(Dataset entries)
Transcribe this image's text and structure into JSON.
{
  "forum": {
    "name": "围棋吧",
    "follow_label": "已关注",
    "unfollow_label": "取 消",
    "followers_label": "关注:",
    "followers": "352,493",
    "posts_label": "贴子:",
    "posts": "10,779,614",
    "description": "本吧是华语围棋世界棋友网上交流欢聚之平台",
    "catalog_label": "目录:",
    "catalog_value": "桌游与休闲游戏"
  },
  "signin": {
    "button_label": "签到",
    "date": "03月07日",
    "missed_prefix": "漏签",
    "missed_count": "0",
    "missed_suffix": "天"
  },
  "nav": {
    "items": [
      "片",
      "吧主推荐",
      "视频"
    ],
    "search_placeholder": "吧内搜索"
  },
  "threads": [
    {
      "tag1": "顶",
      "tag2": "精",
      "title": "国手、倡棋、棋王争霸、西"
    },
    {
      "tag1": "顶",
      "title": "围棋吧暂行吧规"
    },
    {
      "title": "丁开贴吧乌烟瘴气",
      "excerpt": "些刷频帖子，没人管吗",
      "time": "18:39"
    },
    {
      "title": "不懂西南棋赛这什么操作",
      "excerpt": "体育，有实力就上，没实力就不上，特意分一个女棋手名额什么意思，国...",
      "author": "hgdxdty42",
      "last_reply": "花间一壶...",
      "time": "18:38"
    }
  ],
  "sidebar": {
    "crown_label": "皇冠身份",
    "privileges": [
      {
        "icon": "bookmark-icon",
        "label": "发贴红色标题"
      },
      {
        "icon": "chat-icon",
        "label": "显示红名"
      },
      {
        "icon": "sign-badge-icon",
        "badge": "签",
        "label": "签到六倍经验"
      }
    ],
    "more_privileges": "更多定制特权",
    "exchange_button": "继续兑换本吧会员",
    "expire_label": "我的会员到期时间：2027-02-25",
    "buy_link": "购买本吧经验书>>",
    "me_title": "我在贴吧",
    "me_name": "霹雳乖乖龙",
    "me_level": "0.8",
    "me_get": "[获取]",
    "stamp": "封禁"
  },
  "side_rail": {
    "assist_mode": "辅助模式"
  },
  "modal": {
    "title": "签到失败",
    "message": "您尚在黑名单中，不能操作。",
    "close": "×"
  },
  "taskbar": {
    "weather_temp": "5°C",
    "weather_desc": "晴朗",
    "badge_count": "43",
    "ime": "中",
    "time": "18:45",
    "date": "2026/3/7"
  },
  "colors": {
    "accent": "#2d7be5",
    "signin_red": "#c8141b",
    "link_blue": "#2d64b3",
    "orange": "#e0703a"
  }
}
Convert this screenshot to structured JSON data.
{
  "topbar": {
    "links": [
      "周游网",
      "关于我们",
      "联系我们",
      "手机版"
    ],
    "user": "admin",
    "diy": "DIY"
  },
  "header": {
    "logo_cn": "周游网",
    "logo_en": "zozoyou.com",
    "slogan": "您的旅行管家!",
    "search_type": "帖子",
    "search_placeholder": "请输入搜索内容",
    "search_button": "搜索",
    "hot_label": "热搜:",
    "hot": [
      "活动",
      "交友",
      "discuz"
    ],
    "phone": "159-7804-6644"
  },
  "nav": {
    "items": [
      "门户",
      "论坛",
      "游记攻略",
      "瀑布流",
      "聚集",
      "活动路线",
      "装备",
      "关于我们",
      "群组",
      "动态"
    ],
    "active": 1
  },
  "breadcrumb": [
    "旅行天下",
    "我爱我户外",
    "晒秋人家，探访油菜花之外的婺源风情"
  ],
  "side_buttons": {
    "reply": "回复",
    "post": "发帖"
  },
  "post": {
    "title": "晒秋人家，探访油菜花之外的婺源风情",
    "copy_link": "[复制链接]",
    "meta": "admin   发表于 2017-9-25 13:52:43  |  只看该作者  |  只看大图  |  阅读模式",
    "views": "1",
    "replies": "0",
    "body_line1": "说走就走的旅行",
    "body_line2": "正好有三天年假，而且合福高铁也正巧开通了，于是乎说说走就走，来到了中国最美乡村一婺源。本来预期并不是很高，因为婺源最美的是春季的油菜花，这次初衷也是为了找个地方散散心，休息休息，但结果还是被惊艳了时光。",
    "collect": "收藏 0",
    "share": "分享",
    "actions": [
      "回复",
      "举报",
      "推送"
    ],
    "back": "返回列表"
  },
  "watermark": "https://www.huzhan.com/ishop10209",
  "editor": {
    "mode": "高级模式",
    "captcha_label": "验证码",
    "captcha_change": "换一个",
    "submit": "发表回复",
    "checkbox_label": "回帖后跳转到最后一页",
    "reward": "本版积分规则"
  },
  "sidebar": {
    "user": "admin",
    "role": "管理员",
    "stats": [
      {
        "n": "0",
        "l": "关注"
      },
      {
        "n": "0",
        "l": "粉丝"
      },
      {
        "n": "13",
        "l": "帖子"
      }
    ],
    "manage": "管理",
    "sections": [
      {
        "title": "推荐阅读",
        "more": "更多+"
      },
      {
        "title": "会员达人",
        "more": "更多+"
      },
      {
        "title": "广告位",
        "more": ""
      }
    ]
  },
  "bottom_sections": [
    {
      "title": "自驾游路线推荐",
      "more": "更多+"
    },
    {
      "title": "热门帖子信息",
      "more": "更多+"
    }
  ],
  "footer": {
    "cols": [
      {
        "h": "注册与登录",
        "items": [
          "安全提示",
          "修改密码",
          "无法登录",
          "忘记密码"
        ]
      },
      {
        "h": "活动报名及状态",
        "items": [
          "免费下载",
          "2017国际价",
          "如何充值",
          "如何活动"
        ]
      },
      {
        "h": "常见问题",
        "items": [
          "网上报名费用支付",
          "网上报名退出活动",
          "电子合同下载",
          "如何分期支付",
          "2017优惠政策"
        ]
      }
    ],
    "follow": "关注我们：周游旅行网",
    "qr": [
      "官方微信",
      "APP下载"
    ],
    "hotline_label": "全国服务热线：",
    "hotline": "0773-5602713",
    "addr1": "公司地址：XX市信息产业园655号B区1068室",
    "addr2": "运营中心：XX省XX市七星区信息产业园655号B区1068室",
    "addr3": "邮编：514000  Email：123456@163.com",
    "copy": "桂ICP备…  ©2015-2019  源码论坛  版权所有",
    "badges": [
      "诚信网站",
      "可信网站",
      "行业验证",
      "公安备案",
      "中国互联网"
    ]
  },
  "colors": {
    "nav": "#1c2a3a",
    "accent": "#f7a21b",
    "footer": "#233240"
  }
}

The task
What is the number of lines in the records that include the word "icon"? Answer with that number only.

Response to the exercise
3